Unfortunately, it appears the seasons shifted mid week and it has become brutally hot and humid this week. When I first moved to Austin in late may of 2000, I went for a run at lunch time and called Michael to tell him I didn't think I'd survive the summer. Over the past 7 years I've become more acclimated to the heat and I can now say with pride that I can still run well off the bike, even when it's hot out.

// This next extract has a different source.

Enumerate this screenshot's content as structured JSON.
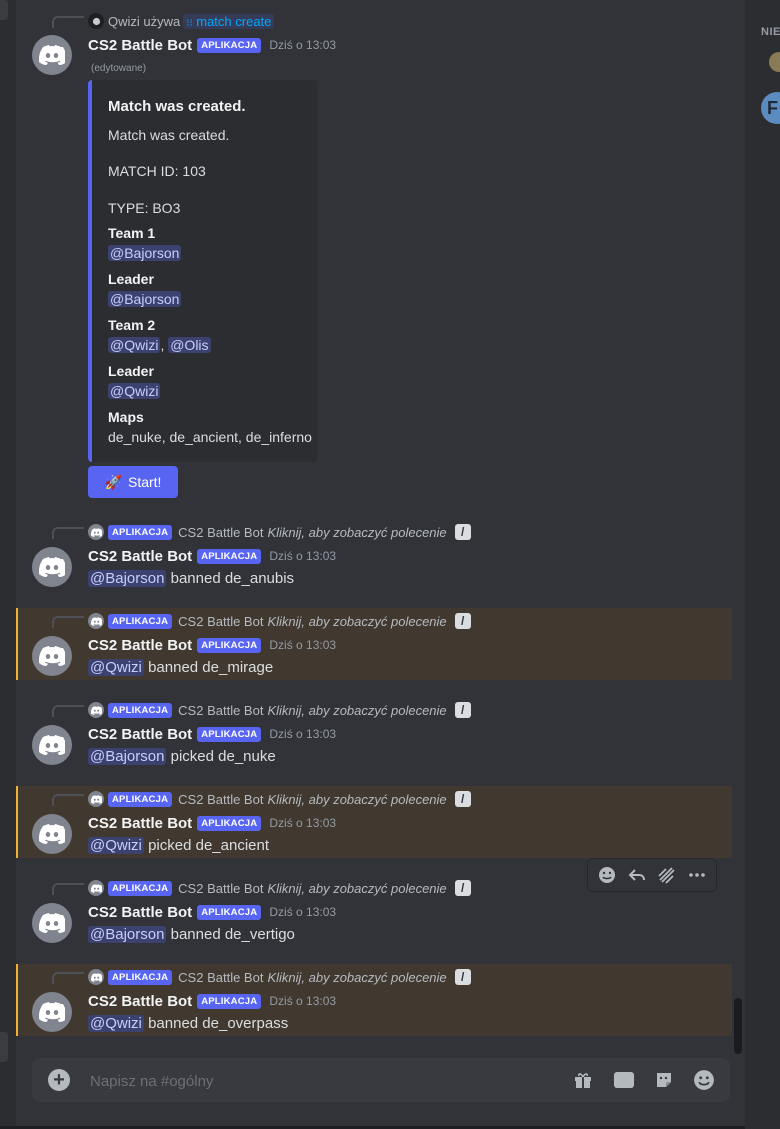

Today was my last longish brick before CDA... 4:20 ride + 1:00 run. It was blazing hot when we finished riding at noon and I was a wee bit less than excited about the run in the sun. But a scarfed down a banana and a bit of dark chocolate in transition and was off. To my delight it went well and I had one of my fastest times for my 'park loop.' As I was running along I told myself that I was out there 'getting it done.' Today's brick was good, it reminded me that I can run off the bike well no matter what the weather, confidence is always a good thing.

When I got home Michael had chopped up a water melon for me (yum) and was kind enough to show off his cell phone's abilities by shooting some pictures of me with my bright red face (see picture attached)

I think we've got 15 days until CDA... hopefully that will be enough time for someone to figure out a way to get me some chilled dark chocolate in T2... ;)

Tuesday, June 5, 2007

Colin is growing up

When the phone rang the other night my brother had some great news to share; he got his acceptance letter from UT. He'll be transferring into the Civ-E department this fall.

As I walked down the hall of Belmont today I was thinking of how strange this is. 10 years after graduating from high school (in rochester NY) my brother and I will both be atteding the same university, UT. If you don't know us you might not be so suprised but there is a lot of irony in the fact that he'll be in the engineering department while I'm in the kinesiology department.

It made me realize that you never know where you'll be in 10 years time. In my wildest dreams I don't think I would've guessed Colin and I would be where we are. So, if you don't know what your future will hold the best idea is to enjoy every minute of the journey and hope for great suprises along the way.


Michael & I are very proud of your hard work in school.

Note: the attached picture was taken at the Dash for Downs last year. My brother was nice enough to volunteer. Of course, we had a hard time getting him away from the moon walk.

Saturday, June 2, 2007

Don't try anything "new"

After my nice crash in P-ville my bars were a wee bit messed up. So, I left the Griffen at the shop earlier in the week and picked it up when I worked yesterday. It has some nice new bar tape on the new-ish handle bars and it looks sweet.

Yesterday, I took a couple of minutes to set it up on the bike stand to check the adjustment of the new bars. Zane was nice enough to help me out and he also mentioned a couple of other things he'd noticed. One was the angle of my saddle, it was pointed down ~7 degrees. This is mainly due to some issues I've had in the past but after a few minutes of chatting I was starting to get concerned that I had something set up wrong. So I asked to point it up a bit, he agreed to put it to -3.5 degrees.

That was a very very very bad idea! My ride today was one of the most painful rides I've ever head. My ishial tuberosity was in such pain that I wanted to get off the bike more than I ever have in a ride. So, I took a detour from my route and went over to J&A to put the saddle back. It was a lot better on the ride home... I definitely learned my lesson